▶ Task details
In the data below, how many lines contain the string "广州中心"? Reply with the number only.

══ Listed records ══

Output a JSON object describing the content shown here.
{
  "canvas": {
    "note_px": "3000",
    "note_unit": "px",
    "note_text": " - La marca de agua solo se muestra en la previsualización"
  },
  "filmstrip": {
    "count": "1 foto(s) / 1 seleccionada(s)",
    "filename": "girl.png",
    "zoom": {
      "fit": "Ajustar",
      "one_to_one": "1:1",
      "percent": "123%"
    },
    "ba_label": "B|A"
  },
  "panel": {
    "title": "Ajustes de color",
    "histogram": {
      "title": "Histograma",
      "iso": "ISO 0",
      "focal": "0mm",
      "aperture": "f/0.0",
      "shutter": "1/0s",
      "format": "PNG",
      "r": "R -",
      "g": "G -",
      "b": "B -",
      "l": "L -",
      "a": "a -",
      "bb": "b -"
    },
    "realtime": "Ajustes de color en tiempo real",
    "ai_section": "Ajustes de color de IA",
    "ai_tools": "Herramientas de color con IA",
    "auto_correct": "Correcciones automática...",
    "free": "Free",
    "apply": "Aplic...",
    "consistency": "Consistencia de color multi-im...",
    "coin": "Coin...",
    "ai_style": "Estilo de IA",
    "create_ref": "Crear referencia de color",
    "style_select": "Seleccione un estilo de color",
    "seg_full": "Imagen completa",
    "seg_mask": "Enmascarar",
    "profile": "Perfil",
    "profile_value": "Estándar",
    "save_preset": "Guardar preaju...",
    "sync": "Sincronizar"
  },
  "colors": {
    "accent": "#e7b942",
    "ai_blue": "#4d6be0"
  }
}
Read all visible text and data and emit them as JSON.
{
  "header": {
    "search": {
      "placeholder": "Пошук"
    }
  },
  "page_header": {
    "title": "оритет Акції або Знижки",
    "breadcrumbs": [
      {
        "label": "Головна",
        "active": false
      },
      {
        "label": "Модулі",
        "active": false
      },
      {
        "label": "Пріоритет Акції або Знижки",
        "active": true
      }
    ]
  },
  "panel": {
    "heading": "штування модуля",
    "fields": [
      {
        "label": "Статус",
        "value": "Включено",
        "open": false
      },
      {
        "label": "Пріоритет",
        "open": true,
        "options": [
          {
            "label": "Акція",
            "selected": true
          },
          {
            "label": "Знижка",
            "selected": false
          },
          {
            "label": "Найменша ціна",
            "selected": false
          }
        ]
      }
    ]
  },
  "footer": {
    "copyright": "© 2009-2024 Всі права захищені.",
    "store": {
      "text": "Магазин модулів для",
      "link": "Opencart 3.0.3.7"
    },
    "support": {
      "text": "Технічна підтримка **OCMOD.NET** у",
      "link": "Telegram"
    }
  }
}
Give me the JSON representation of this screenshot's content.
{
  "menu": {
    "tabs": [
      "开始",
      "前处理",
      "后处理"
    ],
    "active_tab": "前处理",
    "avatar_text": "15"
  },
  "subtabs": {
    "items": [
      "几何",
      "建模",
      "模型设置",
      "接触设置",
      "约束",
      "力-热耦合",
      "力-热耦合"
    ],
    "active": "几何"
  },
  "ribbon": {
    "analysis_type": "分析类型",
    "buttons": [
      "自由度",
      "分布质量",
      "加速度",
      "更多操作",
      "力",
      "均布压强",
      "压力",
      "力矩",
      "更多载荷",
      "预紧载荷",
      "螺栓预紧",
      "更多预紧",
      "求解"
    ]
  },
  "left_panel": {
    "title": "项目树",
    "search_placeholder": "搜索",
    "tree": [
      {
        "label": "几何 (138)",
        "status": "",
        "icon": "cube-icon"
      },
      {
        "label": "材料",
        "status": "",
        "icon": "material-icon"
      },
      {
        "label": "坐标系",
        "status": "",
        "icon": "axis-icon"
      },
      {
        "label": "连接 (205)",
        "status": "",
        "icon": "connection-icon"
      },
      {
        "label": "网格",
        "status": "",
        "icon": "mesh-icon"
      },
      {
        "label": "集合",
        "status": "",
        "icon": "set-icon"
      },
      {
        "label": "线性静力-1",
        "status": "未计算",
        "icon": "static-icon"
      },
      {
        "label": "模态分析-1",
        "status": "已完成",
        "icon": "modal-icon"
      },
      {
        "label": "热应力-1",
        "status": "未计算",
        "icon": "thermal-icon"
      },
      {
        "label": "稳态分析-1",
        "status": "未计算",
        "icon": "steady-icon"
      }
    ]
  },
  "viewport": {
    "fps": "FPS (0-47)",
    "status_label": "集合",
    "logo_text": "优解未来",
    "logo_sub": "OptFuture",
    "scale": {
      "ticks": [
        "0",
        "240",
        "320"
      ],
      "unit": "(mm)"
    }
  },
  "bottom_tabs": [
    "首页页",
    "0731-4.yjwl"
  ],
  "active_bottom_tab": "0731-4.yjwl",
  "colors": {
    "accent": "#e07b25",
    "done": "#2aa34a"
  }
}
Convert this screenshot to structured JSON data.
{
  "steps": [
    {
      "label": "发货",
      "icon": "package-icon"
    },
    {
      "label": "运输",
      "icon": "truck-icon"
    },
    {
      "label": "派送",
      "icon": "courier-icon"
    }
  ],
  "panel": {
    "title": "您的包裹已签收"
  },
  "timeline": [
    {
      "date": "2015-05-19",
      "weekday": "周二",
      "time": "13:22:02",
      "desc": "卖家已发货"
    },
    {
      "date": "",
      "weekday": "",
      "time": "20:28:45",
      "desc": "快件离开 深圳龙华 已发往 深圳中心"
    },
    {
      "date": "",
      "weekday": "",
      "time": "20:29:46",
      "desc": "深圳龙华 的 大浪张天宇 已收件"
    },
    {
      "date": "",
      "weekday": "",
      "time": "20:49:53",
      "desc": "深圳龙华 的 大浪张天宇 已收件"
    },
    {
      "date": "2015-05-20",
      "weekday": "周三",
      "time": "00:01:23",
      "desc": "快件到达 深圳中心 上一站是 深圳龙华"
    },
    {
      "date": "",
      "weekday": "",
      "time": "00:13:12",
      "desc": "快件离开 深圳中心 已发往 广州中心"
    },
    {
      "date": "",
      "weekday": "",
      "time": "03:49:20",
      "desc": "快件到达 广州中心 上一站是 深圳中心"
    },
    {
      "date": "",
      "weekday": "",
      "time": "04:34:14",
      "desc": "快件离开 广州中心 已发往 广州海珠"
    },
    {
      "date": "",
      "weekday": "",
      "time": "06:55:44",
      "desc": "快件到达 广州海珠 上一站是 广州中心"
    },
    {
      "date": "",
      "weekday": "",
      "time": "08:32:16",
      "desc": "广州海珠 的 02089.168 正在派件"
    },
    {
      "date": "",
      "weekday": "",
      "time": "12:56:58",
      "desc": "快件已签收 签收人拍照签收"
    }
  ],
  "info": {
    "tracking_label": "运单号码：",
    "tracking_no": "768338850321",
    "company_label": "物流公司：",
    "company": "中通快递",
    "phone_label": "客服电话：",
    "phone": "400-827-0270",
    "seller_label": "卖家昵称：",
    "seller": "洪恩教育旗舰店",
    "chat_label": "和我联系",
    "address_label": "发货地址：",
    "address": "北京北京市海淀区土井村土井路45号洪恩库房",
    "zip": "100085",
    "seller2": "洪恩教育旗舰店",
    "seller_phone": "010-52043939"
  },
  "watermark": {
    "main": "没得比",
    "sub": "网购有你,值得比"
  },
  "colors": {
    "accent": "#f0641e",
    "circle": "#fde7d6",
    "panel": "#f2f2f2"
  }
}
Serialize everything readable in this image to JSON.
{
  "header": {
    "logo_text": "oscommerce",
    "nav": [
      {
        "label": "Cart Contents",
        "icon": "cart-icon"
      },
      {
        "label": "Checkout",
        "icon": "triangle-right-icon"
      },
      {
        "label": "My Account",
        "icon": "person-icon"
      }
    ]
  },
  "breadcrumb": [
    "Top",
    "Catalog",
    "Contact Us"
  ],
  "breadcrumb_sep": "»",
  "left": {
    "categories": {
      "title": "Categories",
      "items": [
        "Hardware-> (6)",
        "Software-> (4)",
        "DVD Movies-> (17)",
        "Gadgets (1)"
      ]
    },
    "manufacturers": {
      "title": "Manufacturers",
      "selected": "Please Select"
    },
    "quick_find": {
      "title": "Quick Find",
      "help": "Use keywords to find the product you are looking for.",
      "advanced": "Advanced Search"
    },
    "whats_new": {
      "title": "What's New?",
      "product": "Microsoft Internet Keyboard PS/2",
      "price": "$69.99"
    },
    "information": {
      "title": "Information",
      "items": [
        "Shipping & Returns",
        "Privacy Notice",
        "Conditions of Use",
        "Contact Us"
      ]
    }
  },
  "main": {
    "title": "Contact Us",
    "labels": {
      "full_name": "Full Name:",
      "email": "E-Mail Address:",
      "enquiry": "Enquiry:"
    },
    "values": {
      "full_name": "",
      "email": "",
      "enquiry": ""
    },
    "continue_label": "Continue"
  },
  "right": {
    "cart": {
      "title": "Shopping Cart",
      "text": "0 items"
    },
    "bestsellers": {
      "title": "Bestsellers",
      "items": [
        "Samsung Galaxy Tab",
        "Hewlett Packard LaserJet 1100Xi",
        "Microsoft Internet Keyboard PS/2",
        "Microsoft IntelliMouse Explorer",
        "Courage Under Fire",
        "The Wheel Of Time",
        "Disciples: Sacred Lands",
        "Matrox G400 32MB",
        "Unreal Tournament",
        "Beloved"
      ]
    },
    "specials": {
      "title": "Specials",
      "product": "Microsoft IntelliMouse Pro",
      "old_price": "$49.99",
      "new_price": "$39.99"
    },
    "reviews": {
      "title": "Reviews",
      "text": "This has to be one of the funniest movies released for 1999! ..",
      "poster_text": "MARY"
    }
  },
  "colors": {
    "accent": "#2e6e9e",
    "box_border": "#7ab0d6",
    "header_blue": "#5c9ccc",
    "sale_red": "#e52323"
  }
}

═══

▶ Result for this task
4